Sex advertising websites and their users would face penalties for sex trafficking under a bill passed by the U.S. House Feb. 27, amending a law that had shielded such offenders. Similar legislation is pending in the Senate.
Screen capture from YouTube
Ann Wagner, who authored a bill the U.S. House passed Feb. 27 to prosecute online sex traffickers, testifies about the legislation before the House Rules Committee.
A bipartisan group of 388 legislators passed H.R. 1865, termed the “Allow States and Victims to Fight Online Sex Trafficking Act of 2017 (FOSTA),” to amend Section 230 of the Communications Act of 1934. Section 230 had limited the legal liability of interactive computer service providers or users for content they publish that was created by others, according to a summary at Congress.gov.
The House bill would establish monetary fines and up to 10 years’ imprisonment for abusers who use or operate a “facility or means of interstate or foreign commerce or attempts to do so with the intent to promote or facilitate the prostitution of another person.”
Abuses involving aggravated circumstances, such as reckless disregard for the support of sex trafficking or the promotion of prostitution involving at least five persons, could draw 25-year prison terms.
The Southern Baptist Ethics & Religious Liberty Commission (ERLC) is among nearly 60 supporters of the bill, including nonprofit and for-profit groups from religious, community, government, technology and finance sectors.
“Southern Baptist churches believe human trafficking is particularly heinous because it is an assault on the image of God on every life,” Travis Wussow, ERLC general counsel and vice president for public policy, told Baptist Press (BP) Feb. 27. “Currently, America’s modern-day slave markets utilize the internet to traffic the vulnerable. This must stop.”
Bill author Ann Wagner, R-Mo., called out online advertising site Backpage.com when she introduced the bill in April 2017.
“FOSTA will produce more prosecutions of bad actor websites, more convictions and put more predators behind bars,” Wagner said in a press release upon the bill’s passage. “It will give victims a pathway to justice and provide a meaningful criminal deterrent, so that fewer businesses will ever enter the sex trade, and fewer victims will ever be sold.”
A companion Senate bill 1693, the Stop Enabling Sex Traffickers Act or SESTA, has been on the Senate’s legislative calendar since Jan. 10.
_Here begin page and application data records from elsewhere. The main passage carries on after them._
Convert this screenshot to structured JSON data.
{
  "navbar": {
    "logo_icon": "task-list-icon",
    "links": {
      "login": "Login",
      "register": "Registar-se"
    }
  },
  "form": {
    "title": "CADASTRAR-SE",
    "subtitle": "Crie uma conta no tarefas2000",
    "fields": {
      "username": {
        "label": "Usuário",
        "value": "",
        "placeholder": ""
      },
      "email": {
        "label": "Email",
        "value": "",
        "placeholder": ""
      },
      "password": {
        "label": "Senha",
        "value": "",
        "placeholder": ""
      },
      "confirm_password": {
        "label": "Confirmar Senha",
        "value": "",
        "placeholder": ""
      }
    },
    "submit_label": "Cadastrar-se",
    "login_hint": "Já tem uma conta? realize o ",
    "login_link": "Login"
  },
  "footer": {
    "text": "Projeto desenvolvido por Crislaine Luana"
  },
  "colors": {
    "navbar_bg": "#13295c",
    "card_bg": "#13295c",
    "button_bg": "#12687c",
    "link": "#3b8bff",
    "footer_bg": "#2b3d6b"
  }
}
“I encourage the Senate to take swift action on this legislation to ensure that victims have a pathway to justice,” she said, “and that the businesses that sell our children online can no longer do so with impunity.”
Bill supporter Donna Rice Hughes, president of the internet-safety advocacy group Enough is Enough, applauded the House for passing the bill.
“FOSTA sends a strong message to federal courts who have for far too long misinterpreted Congress’s original intent of section 230 … allowing such websites to be shielded from claims of sex trafficking victims while profiting to the tune of millions,” Hughes said in a news release. “The overwhelming bipartisan vote is a critical step towards draining the cyberswamp of commercial sexploitation by the sellers and buyers of women and children and the companies who shield them.”
In addition to criminal and civil penalties, the House bill mandates restitution and allows victims of aggravated offenses to file federal civil action, according to Congress.gov.
The National Center on Sexual Exploitation (NCOSE), a supporter of the legislation, has termed Backpage a “hub” for prostitution advertising, and included the site on its 2018 Dirty Dozen List of the leading facilitators of sexual exploitation. The site has been prosecuted for sex-related crimes, but has avoided criminal liability by using Section 230 of the Communications Act of 1934 as a defense.
(EDITOR’S NOTE – Diana Chandler is Baptist Press’ general assignment writer/editor.)